The ability to recognise promptly new research trends is strategic for many stakeholders, including universities, institutional funding bodies, academic publishers and companies. While the literature describes several approaches which aim to identify the emergence of new research topics early in their lifecycle, these rely on the assumption that the topic in question is already associated with a number of publications and consistently referred to by a community of researchers. Hence, detecting the emergence of a new research area at an embryonic stage, i.e., before the topic has been consistently labelled by a community of researchers and associated with a number of publications, is still an open challenge. In this paper, we begin to address this challenge by performing a study of the dynamics preceding the creation of new topics. This study indicates that the emergence of a new topic is anticipated by a significant increase in the pace of collaboration between relevant research areas, which can be seen as the ‘parents’ of the new topic. These initial findings i) confirm our hypothesis that it is possible in principle to detect the emergence of a new topic at the embryonic stage, ii) provide new empirical evidence supporting relevant theories in Philosophy of Science, and also iii) suggest that new topics tend to emerge in an environment in which weakly interconnected research areas begin to cross-fertilise.Read More

Export Graph in R via JSON

This post presents an easy solution for exporting and importing a graph object of igraph library.
In its previous versions, the library used to have the save and load functions in which you could respectively export and import the graph object [1]. Although they seem to not be in the library anymore, the documentation states:

“Attribute values can be set to any R object, but note that storing the graph in some file formats might result the loss of complex attribute values. All attribute values are preserved if you use save and load to store/retrieve your graphs.

The library also proposes write_graph and read_graph, that rely on the GraphML format, for exporting and importing back graph objects.
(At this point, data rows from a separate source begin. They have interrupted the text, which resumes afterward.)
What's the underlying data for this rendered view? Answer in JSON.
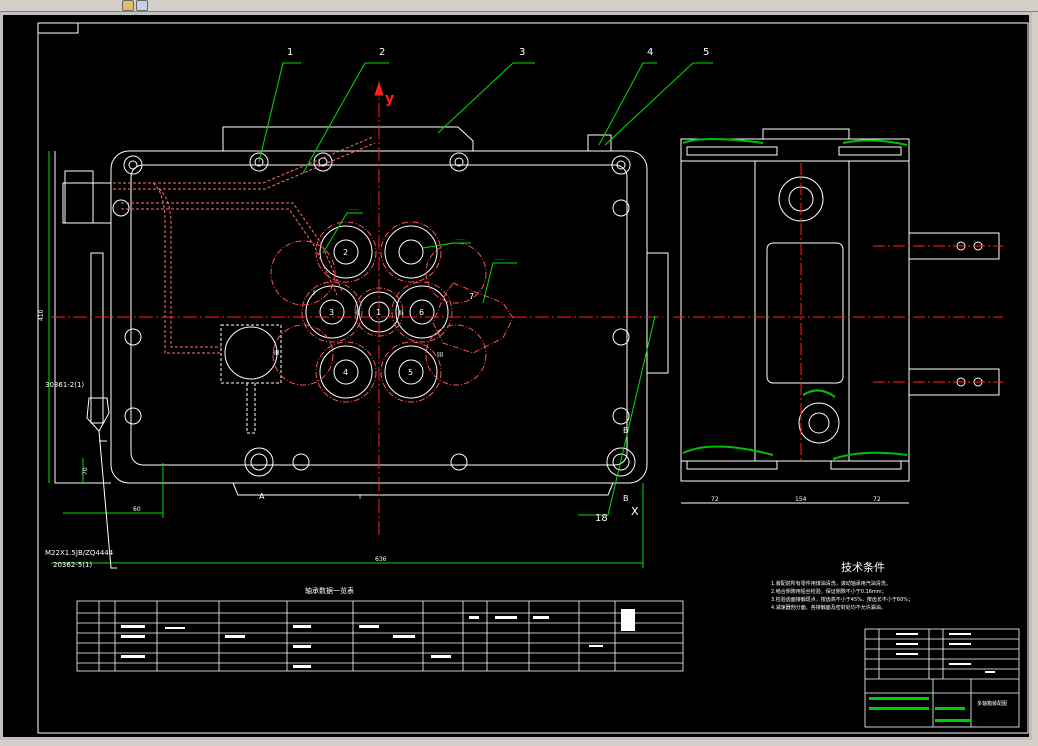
{
  "window": {
    "title": ""
  },
  "drawing": {
    "part_numbers": [
      "1",
      "2",
      "3",
      "4",
      "5",
      "18"
    ],
    "axis": {
      "y": "y",
      "x": "X"
    },
    "section_marks": {
      "a": "A",
      "b": "B"
    },
    "roman_marks": [
      "I",
      "II",
      "III",
      "I",
      "II",
      "III"
    ],
    "shaft_numbers": [
      "1",
      "2",
      "3",
      "4",
      "5",
      "6",
      "7"
    ],
    "left_labels": [
      "30361-2(1)",
      "M22X1.5JB/ZQ4444",
      "20362-5(1)"
    ],
    "dims": {
      "width": "636",
      "height": "410",
      "small_a": "60",
      "small_b": "70"
    },
    "right_dims": [
      "72",
      "154",
      "72"
    ],
    "table_title": "轴承数据一览表",
    "tech_title": "技术条件",
    "tech_notes": [
      "1.装配前所有零件用煤油清洗，滚动轴承用汽油清洗，",
      "2.啮合侧隙用铅丝检验，保证侧隙不小于0.16mm；",
      "3.检验齿面接触斑点，按齿高不小于45%，按齿长不小于60%；",
      "4.减速器剖分面、各接触面及密封处均不允许漏油。"
    ],
    "title_block": {
      "name": "多轴箱装配图"
    },
    "colors": {
      "bg": "#000000",
      "outline": "#ffffff",
      "axis": "#ff2020",
      "leader": "#00e000",
      "part": "#ff6060"
    }
  }
}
However, here I propose my little solution with almost zero options. It saves the graph and allows to re-load it again (in another session as well) simply saving all the fields and values in a JSON file.

Read More

BigDat2017: certificate of attendance

I have recently been attending in Bari (IT) a winter school about Big Data: BigDat2017. At the moment, Big Data is gaining great attention in research, since it allows to provide data-driven solutions in several contexts.

As part of my postgraduate research I decided to attend it and follow the new developments in this field.

Here follows the proof of my attendance.

Certificate of Attendance

In addition to this, I also wrote a review of the winter school. If you are interested in it, please read it here: BigDat2017.

Here is the link to the news I wrote on my department website, instead.

BigDat2017: a review

This week I have been attending the 3rd edition of the Big Data winter school: BigDat2017. It was held in my former campus, at the University of Bari (IT). It was a really nice feeling to be back for a while, sitting on those benches and following courses, once again.
Big Data has recently gained a lot of interest in research and many believe that it will still play its leading role for many years. Nowadays, we live in a world in which all information seems to be available, we are surrounded by data-driven applications (Google, Facebook, Twitter, Spotify, just to name a few), which gather data and try to provide tailor-made solutions for their users. To this end, having such event like BigDat2017 with its clear mission —introduce and update new researchers into this fast advancing research area—is really important.Read More